John Conway was a mathematical genius. Born in England, he did most of work in Princeton University. I first came across Conway’s Game of Life during my graduate studies in computer science. It was featured in Martin Gardner’s Scientific American column “Mathematical Games.”
Gardner was an amazing journalist and author. His Annotated Alice  is one of my most favorite books, and I have gifted many copies to friends.
Today I came across a video — Mystery and Magic of Mathematics: Martin Gardner and Friends — that features both Gardner and Conway. Watch it. Well worth the time.
John Conway passed away in 2020 at age 82, a victim of the Chinese covid virus. Here’s a bit from Arstechnica:
The British-born Conway spent the early part of his career at Cambridge before moving to Princeton University in the 1980s. He made contributions in various areas of mathematics but is best known for his invention of Conway’s Game of Life, a cellular automaton in which simple rules give rise to surprisingly complex behaviors. It was made famous by a 1970 Scientific American article and has had a lively community around it ever since then. (Don’t confuse it with Milton Bradley’s board game of the same name.)
Conway’s Game of Life is played on a two-dimensional plane with square cells. Each square can be either black (“alive”) or white (“dead”). Simple deterministic rules dictate how the state of the board in one step leads to the next step. If a live square has two or three live neighbors (counting diagonals), it stays alive. If a dead cell has three live neighbors, it switches to black and becomes alive. Otherwise, the cell becomes—or stays—dead.

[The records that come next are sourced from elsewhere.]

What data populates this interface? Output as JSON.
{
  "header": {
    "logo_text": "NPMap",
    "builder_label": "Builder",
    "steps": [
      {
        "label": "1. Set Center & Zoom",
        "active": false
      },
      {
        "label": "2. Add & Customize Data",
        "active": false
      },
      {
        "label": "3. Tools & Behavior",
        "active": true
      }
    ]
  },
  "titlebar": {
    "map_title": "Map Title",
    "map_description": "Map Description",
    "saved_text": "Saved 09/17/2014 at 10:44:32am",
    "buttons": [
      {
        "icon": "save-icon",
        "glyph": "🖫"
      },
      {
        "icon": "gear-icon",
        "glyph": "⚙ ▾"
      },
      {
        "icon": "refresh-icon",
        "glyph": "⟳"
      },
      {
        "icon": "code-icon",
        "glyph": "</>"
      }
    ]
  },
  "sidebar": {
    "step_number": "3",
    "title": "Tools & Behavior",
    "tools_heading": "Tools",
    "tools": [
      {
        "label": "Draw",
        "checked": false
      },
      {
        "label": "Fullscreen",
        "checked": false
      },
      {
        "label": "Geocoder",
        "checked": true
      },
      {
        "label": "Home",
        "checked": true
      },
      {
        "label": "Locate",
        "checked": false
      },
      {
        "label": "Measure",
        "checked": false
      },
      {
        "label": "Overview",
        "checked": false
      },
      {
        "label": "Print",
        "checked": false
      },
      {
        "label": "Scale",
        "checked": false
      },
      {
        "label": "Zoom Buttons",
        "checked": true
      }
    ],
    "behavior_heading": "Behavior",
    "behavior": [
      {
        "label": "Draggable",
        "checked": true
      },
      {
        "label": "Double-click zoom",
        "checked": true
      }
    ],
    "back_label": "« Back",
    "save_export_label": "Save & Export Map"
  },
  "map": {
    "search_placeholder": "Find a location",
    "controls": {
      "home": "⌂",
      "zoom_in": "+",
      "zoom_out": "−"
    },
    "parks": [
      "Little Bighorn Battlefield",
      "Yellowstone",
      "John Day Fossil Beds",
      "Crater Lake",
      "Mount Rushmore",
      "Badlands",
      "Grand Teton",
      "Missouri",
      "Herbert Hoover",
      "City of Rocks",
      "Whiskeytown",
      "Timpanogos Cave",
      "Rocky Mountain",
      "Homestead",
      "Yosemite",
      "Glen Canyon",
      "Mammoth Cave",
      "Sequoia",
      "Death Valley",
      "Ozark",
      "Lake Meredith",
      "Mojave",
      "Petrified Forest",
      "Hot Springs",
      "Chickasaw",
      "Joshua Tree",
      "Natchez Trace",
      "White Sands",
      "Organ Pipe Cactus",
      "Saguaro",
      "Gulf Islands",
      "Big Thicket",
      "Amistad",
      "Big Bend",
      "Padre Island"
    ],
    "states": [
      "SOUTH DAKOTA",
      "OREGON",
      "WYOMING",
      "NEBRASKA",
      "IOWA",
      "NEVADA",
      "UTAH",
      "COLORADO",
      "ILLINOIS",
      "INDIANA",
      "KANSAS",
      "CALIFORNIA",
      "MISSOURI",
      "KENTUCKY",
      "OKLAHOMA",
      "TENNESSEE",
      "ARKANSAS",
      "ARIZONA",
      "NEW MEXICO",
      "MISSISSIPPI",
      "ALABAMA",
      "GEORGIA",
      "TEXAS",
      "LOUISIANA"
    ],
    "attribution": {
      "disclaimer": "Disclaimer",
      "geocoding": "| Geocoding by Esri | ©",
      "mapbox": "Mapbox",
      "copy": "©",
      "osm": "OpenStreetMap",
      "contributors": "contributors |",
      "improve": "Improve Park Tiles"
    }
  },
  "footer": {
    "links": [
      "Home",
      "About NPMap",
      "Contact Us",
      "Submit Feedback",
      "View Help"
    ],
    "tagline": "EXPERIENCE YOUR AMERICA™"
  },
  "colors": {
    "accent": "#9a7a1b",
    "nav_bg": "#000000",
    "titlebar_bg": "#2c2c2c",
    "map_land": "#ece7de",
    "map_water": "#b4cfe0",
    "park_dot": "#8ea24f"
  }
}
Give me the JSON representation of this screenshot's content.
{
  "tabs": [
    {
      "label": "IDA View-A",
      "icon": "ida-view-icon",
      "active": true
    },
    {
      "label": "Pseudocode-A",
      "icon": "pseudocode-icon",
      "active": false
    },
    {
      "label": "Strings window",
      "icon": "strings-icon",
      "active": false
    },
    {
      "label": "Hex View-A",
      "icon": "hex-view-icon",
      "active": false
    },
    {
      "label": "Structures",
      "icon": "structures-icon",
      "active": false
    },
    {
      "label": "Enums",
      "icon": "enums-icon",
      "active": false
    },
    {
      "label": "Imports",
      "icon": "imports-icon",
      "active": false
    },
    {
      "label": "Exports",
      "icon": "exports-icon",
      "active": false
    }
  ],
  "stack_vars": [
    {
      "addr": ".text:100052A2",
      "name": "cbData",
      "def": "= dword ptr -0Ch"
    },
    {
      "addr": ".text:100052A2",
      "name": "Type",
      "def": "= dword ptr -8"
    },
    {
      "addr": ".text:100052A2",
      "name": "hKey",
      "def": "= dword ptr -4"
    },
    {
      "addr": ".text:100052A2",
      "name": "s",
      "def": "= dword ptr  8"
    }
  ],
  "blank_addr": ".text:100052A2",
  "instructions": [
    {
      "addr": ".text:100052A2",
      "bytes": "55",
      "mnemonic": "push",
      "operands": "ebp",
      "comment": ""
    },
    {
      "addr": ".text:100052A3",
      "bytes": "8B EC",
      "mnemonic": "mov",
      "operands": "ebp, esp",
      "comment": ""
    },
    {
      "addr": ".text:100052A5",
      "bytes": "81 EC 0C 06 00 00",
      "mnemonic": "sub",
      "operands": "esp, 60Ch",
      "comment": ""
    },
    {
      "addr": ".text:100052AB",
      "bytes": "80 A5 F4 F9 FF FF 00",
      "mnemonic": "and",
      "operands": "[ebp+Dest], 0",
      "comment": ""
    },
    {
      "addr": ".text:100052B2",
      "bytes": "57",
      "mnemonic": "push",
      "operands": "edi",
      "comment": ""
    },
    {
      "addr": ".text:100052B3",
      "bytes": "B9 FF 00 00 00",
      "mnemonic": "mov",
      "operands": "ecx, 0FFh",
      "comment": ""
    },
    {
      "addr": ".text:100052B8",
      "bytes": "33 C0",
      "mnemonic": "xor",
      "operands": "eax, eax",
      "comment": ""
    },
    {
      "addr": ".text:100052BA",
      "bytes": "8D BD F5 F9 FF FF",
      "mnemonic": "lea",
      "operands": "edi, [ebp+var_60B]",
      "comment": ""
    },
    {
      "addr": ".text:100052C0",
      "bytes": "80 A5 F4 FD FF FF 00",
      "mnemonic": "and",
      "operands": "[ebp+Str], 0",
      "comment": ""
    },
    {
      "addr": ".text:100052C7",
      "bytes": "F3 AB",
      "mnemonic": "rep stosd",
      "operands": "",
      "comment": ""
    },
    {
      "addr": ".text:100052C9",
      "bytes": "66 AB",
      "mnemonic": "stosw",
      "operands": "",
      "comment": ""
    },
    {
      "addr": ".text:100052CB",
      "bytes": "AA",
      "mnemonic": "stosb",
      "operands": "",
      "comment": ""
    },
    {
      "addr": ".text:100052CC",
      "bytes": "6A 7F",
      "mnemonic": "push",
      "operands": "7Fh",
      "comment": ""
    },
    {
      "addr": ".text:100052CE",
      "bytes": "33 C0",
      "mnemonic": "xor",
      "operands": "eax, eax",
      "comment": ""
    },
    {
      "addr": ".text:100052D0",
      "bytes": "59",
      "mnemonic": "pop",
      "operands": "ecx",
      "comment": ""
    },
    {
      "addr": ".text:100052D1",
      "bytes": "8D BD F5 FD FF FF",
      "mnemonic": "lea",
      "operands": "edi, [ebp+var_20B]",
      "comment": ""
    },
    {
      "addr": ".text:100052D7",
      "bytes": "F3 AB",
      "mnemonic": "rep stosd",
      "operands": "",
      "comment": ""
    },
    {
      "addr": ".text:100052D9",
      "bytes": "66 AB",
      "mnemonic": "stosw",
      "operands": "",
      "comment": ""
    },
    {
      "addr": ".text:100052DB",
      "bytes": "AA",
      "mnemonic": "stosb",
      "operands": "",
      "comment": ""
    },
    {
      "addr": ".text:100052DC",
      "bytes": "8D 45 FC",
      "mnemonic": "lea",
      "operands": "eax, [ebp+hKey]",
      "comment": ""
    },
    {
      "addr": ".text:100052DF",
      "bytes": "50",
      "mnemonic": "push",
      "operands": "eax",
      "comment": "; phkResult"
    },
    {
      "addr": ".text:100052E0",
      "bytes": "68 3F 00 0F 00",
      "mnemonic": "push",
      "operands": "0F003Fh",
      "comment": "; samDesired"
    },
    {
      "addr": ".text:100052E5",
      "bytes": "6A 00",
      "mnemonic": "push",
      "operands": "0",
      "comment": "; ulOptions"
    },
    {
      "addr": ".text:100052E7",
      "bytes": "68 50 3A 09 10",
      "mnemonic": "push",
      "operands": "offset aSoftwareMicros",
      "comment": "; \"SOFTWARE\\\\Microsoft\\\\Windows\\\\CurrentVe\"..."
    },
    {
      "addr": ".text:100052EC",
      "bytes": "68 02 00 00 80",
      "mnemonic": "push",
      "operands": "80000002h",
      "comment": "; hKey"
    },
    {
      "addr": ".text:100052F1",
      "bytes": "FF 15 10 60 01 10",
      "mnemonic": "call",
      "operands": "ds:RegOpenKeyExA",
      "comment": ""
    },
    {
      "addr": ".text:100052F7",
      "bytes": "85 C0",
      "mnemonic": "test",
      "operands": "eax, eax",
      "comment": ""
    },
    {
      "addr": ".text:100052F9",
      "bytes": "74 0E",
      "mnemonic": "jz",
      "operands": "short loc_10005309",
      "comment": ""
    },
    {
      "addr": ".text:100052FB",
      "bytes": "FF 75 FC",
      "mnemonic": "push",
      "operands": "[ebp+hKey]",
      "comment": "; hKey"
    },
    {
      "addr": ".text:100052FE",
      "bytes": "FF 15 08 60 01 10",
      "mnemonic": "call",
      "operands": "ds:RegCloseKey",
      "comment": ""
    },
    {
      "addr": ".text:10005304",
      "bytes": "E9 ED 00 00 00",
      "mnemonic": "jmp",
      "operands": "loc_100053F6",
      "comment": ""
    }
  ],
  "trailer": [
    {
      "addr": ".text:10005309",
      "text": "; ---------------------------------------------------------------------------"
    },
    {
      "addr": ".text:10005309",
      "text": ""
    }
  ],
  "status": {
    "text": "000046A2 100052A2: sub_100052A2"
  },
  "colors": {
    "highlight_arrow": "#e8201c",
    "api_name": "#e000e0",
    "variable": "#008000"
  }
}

 Gardner’s column ran for 24 years, from Jan 1957 to Dec 1980, during which period he wrote 288 consecutive monthly pieces. The Oct 1970 column was titled The fantastic combinations of John Conway’s new solitaire game “life”. He followed that up with a Feb 1971 column titled On cellular automata, self-reproduction, the Garden of Eden and the game “life”.